▶ _Provided data_
########
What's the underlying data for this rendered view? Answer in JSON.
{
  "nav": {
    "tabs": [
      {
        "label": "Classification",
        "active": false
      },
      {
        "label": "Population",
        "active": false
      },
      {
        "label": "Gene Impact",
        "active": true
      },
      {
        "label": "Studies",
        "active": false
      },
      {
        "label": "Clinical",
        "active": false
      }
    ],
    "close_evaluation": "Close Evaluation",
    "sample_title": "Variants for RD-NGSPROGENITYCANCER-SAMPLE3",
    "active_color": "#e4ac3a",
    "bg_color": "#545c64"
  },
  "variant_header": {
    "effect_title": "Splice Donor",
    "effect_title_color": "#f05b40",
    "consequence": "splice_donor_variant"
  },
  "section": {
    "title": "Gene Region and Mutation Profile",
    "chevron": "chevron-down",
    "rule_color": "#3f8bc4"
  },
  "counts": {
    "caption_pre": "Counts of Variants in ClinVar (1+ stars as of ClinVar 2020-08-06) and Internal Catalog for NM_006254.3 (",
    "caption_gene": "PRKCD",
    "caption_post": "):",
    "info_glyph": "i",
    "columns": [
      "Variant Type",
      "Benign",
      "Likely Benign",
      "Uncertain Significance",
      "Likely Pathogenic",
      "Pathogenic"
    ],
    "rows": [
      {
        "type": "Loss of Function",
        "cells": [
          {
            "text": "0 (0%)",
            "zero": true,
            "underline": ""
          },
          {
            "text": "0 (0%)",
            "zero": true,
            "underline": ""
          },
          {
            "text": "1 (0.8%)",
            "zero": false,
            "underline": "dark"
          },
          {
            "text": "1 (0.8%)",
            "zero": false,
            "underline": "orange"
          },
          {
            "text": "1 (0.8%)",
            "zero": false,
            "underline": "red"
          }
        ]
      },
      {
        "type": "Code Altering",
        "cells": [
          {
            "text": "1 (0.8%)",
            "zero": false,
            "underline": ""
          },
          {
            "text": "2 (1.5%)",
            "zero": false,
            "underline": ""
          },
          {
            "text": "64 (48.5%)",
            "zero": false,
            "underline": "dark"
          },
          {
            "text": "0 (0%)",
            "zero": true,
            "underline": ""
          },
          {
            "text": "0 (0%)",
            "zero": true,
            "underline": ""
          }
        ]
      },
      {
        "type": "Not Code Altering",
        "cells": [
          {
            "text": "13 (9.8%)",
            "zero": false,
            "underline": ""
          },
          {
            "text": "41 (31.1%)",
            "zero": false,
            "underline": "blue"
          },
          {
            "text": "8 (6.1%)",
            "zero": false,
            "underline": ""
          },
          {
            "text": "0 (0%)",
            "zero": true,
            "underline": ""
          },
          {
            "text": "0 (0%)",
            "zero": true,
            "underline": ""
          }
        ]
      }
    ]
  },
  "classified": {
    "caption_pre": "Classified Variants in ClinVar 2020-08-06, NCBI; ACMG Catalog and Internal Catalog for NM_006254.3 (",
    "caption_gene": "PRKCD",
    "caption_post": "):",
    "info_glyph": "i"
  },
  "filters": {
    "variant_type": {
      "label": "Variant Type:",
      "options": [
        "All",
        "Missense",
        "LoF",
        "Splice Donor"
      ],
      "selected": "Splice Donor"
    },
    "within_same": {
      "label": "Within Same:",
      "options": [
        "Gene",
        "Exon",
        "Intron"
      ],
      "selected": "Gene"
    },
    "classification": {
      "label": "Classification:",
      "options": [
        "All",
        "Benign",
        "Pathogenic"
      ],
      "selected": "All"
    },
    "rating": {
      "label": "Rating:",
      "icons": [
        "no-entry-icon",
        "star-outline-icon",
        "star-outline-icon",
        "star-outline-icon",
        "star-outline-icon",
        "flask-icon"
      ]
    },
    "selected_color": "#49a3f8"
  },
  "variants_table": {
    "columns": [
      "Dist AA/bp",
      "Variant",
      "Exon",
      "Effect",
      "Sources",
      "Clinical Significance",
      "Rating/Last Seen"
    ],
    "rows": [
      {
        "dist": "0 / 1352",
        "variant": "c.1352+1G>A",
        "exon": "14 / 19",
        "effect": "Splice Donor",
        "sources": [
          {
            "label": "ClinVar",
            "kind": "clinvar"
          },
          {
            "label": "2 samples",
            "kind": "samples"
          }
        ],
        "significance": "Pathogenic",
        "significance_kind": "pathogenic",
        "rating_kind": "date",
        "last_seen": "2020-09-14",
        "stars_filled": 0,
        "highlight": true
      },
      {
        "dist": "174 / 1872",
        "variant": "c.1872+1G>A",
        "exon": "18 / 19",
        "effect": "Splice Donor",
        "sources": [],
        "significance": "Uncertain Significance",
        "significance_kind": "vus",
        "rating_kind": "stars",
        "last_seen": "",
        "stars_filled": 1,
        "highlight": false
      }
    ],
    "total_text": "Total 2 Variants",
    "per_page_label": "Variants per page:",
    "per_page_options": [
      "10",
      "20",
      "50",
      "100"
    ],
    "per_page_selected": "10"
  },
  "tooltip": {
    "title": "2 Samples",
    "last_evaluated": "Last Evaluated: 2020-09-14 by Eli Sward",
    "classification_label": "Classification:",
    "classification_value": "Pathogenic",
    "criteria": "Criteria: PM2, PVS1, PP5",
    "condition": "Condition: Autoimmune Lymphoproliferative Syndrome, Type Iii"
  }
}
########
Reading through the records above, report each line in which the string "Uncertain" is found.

      "Uncertain Significance",
        "significance": "Uncertain Significance",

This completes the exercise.